# THE PROBLEM:
Take the entries below and reproduce them word for word.

┌──

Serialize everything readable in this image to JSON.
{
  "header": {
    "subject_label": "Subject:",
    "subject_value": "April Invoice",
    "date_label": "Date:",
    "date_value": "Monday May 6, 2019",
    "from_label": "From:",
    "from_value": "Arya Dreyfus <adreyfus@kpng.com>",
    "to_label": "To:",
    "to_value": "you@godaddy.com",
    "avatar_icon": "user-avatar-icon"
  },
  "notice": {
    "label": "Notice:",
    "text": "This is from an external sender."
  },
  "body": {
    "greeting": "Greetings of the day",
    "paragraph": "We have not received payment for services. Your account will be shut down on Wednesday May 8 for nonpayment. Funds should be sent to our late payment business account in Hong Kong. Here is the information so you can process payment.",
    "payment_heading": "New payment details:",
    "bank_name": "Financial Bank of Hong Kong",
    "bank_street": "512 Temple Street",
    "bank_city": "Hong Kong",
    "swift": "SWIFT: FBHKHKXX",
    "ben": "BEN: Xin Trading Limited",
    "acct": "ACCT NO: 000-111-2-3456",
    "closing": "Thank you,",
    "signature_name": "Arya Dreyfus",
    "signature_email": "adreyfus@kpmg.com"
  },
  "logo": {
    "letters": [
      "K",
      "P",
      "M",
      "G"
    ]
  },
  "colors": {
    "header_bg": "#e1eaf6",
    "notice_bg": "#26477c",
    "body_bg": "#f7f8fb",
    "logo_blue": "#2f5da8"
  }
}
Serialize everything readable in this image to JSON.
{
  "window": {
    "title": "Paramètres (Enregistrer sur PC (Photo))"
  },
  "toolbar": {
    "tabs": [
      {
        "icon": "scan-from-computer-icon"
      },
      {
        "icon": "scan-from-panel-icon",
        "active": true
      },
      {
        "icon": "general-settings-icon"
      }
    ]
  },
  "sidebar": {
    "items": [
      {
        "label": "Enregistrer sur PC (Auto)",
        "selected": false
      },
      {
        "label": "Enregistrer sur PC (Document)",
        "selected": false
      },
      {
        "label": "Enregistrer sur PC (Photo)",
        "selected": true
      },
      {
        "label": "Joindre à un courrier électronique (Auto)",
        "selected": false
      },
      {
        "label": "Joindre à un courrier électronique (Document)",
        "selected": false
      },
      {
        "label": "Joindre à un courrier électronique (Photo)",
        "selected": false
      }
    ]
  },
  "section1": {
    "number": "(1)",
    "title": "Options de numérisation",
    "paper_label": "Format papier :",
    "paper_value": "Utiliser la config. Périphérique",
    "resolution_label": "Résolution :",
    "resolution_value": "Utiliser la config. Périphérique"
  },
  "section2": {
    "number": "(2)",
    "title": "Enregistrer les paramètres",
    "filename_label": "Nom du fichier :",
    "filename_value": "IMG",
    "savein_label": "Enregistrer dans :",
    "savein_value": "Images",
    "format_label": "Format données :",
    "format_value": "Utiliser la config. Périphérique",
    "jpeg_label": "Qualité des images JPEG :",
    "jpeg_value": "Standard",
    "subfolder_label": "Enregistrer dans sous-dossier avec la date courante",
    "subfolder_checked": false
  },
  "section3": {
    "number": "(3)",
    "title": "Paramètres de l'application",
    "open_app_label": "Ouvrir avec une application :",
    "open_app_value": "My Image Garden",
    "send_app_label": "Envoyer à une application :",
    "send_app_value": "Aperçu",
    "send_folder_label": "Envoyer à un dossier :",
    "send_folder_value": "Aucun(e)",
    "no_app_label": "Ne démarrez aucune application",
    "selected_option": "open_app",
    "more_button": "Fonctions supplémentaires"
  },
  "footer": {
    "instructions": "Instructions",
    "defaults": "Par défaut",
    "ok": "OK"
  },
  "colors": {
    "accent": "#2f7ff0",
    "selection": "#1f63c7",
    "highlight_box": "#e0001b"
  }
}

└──

# WRITTEN SOLUTION:
Serialize everything readable in this image to JSON.
{
  "header": {
    "subject_label": "Subject:",
    "subject_value": "April Invoice",
    "date_label": "Date:",
    "date_value": "Monday May 6, 2019",
    "from_label": "From:",
    "from_value": "Arya Dreyfus <adreyfus@kpng.com>",
    "to_label": "To:",
    "to_value": "you@godaddy.com",
    "avatar_icon": "user-avatar-icon"
  },
  "notice": {
    "label": "Notice:",
    "text": "This is from an external sender."
  },
  "body": {
    "greeting": "Greetings of the day",
    "paragraph": "We have not received payment for services. Your account will be shut down on Wednesday May 8 for nonpayment. Funds should be sent to our late payment business account in Hong Kong. Here is the information so you can process payment.",
    "payment_heading": "New payment details:",
    "bank_name": "Financial Bank of Hong Kong",
    "bank_street": "512 Temple Street",
    "bank_city": "Hong Kong",
    "swift": "SWIFT: FBHKHKXX",
    "ben": "BEN: Xin Trading Limited",
    "acct": "ACCT NO: 000-111-2-3456",
    "closing": "Thank you,",
    "signature_name": "Arya Dreyfus",
    "signature_email": "adreyfus@kpmg.com"
  },
  "logo": {
    "letters": [
      "K",
      "P",
      "M",
      "G"
    ]
  },
  "colors": {
    "header_bg": "#e1eaf6",
    "notice_bg": "#26477c",
    "body_bg": "#f7f8fb",
    "logo_blue": "#2f5da8"
  }
}
Serialize everything readable in this image to JSON.
{
  "window": {
    "title": "Paramètres (Enregistrer sur PC (Photo))"
  },
  "toolbar": {
    "tabs": [
      {
        "icon": "scan-from-computer-icon"
      },
      {
        "icon": "scan-from-panel-icon",
        "active": true
      },
      {
        "icon": "general-settings-icon"
      }
    ]
  },
  "sidebar": {
    "items": [
      {
        "label": "Enregistrer sur PC (Auto)",
        "selected": false
      },
      {
        "label": "Enregistrer sur PC (Document)",
        "selected": false
      },
      {
        "label": "Enregistrer sur PC (Photo)",
        "selected": true
      },
      {
        "label": "Joindre à un courrier électronique (Auto)",
        "selected": false
      },
      {
        "label": "Joindre à un courrier électronique (Document)",
        "selected": false
      },
      {
        "label": "Joindre à un courrier électronique (Photo)",
        "selected": false
      }
    ]
  },
  "section1": {
    "number": "(1)",
    "title": "Options de numérisation",
    "paper_label": "Format papier :",
    "paper_value": "Utiliser la config. Périphérique",
    "resolution_label": "Résolution :",
    "resolution_value": "Utiliser la config. Périphérique"
  },
  "section2": {
    "number": "(2)",
    "title": "Enregistrer les paramètres",
    "filename_label": "Nom du fichier :",
    "filename_value": "IMG",
    "savein_label": "Enregistrer dans :",
    "savein_value": "Images",
    "format_label": "Format données :",
    "format_value": "Utiliser la config. Périphérique",
    "jpeg_label": "Qualité des images JPEG :",
    "jpeg_value": "Standard",
    "subfolder_label": "Enregistrer dans sous-dossier avec la date courante",
    "subfolder_checked": false
  },
  "section3": {
    "number": "(3)",
    "title": "Paramètres de l'application",
    "open_app_label": "Ouvrir avec une application :",
    "open_app_value": "My Image Garden",
    "send_app_label": "Envoyer à une application :",
    "send_app_value": "Aperçu",
    "send_folder_label": "Envoyer à un dossier :",
    "send_folder_value": "Aucun(e)",
    "no_app_label": "Ne démarrez aucune application",
    "selected_option": "open_app",
    "more_button": "Fonctions supplémentaires"
  },
  "footer": {
    "instructions": "Instructions",
    "defaults": "Par défaut",
    "ok": "OK"
  },
  "colors": {
    "accent": "#2f7ff0",
    "selection": "#1f63c7",
    "highlight_box": "#e0001b"
  }
}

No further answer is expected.